(Website and app data records)
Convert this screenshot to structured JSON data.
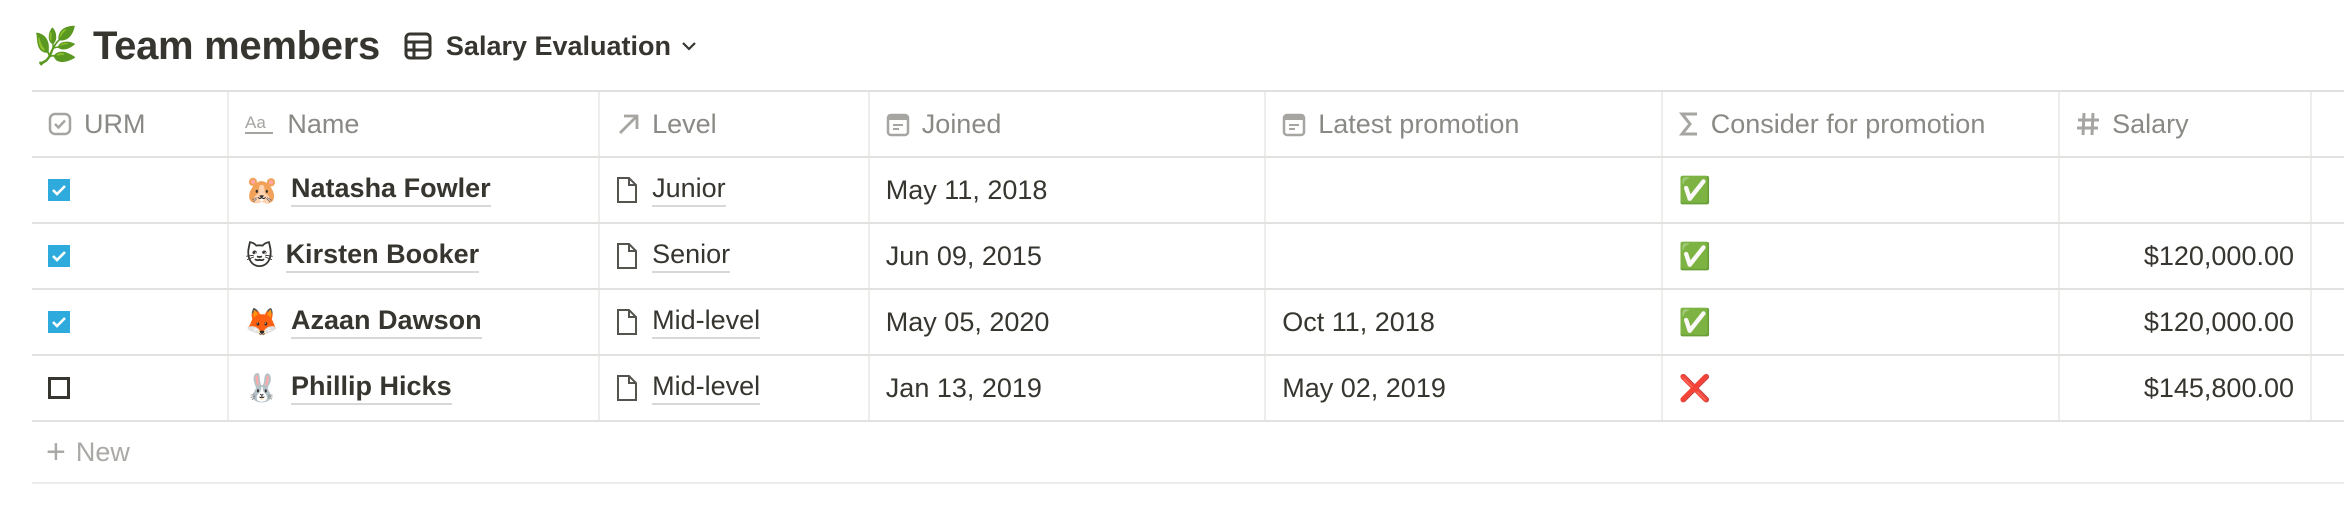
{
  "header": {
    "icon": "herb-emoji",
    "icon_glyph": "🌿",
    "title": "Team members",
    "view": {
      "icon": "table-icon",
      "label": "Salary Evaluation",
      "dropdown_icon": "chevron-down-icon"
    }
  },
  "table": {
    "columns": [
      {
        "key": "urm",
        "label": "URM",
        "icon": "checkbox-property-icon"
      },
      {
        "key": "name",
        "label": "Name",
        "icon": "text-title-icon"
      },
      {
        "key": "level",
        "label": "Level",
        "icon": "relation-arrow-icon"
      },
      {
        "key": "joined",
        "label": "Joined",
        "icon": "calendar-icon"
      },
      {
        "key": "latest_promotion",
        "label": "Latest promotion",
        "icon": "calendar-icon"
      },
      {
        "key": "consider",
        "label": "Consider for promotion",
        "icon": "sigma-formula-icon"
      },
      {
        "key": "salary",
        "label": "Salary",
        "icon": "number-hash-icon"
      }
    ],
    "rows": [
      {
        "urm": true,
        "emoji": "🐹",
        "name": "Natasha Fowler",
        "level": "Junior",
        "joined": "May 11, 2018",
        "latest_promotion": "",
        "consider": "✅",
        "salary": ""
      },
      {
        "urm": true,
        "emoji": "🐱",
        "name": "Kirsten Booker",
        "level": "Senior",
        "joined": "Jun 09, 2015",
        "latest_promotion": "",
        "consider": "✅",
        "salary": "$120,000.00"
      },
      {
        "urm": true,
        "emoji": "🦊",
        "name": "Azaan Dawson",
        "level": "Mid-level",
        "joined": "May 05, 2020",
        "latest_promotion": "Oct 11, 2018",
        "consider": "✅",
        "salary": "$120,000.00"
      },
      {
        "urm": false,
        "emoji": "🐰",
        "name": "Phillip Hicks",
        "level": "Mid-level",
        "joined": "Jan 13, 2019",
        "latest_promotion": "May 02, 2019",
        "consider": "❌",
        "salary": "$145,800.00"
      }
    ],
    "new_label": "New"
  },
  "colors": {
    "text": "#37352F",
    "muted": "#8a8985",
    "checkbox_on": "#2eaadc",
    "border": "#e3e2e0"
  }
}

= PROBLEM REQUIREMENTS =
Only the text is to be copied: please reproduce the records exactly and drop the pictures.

= RESPONSE BELOW =
Convert this screenshot to structured JSON data.
{
  "header": {
    "icon": "herb-emoji",
    "icon_glyph": "🌿",
    "title": "Team members",
    "view": {
      "icon": "table-icon",
      "label": "Salary Evaluation",
      "dropdown_icon": "chevron-down-icon"
    }
  },
  "table": {
    "columns": [
      {
        "key": "urm",
        "label": "URM",
        "icon": "checkbox-property-icon"
      },
      {
        "key": "name",
        "label": "Name",
        "icon": "text-title-icon"
      },
      {
        "key": "level",
        "label": "Level",
        "icon": "relation-arrow-icon"
      },
      {
        "key": "joined",
        "label": "Joined",
        "icon": "calendar-icon"
      },
      {
        "key": "latest_promotion",
        "label": "Latest promotion",
        "icon": "calendar-icon"
      },
      {
        "key": "consider",
        "label": "Consider for promotion",
        "icon": "sigma-formula-icon"
      },
      {
        "key": "salary",
        "label": "Salary",
        "icon": "number-hash-icon"
      }
    ],
    "rows": [
      {
        "urm": true,
        "emoji": "🐹",
        "name": "Natasha Fowler",
        "level": "Junior",
        "joined": "May 11, 2018",
        "latest_promotion": "",
        "consider": "✅",
        "salary": ""
      },
      {
        "urm": true,
        "emoji": "🐱",
        "name": "Kirsten Booker",
        "level": "Senior",
        "joined": "Jun 09, 2015",
        "latest_promotion": "",
        "consider": "✅",
        "salary": "$120,000.00"
      },
      {
        "urm": true,
        "emoji": "🦊",
        "name": "Azaan Dawson",
        "level": "Mid-level",
        "joined": "May 05, 2020",
        "latest_promotion": "Oct 11, 2018",
        "consider": "✅",
        "salary": "$120,000.00"
      },
      {
        "urm": false,
        "emoji": "🐰",
        "name": "Phillip Hicks",
        "level": "Mid-level",
        "joined": "Jan 13, 2019",
        "latest_promotion": "May 02, 2019",
        "consider": "❌",
        "salary": "$145,800.00"
      }
    ],
    "new_label": "New"
  },
  "colors": {
    "text": "#37352F",
    "muted": "#8a8985",
    "checkbox_on": "#2eaadc",
    "border": "#e3e2e0"
  }
}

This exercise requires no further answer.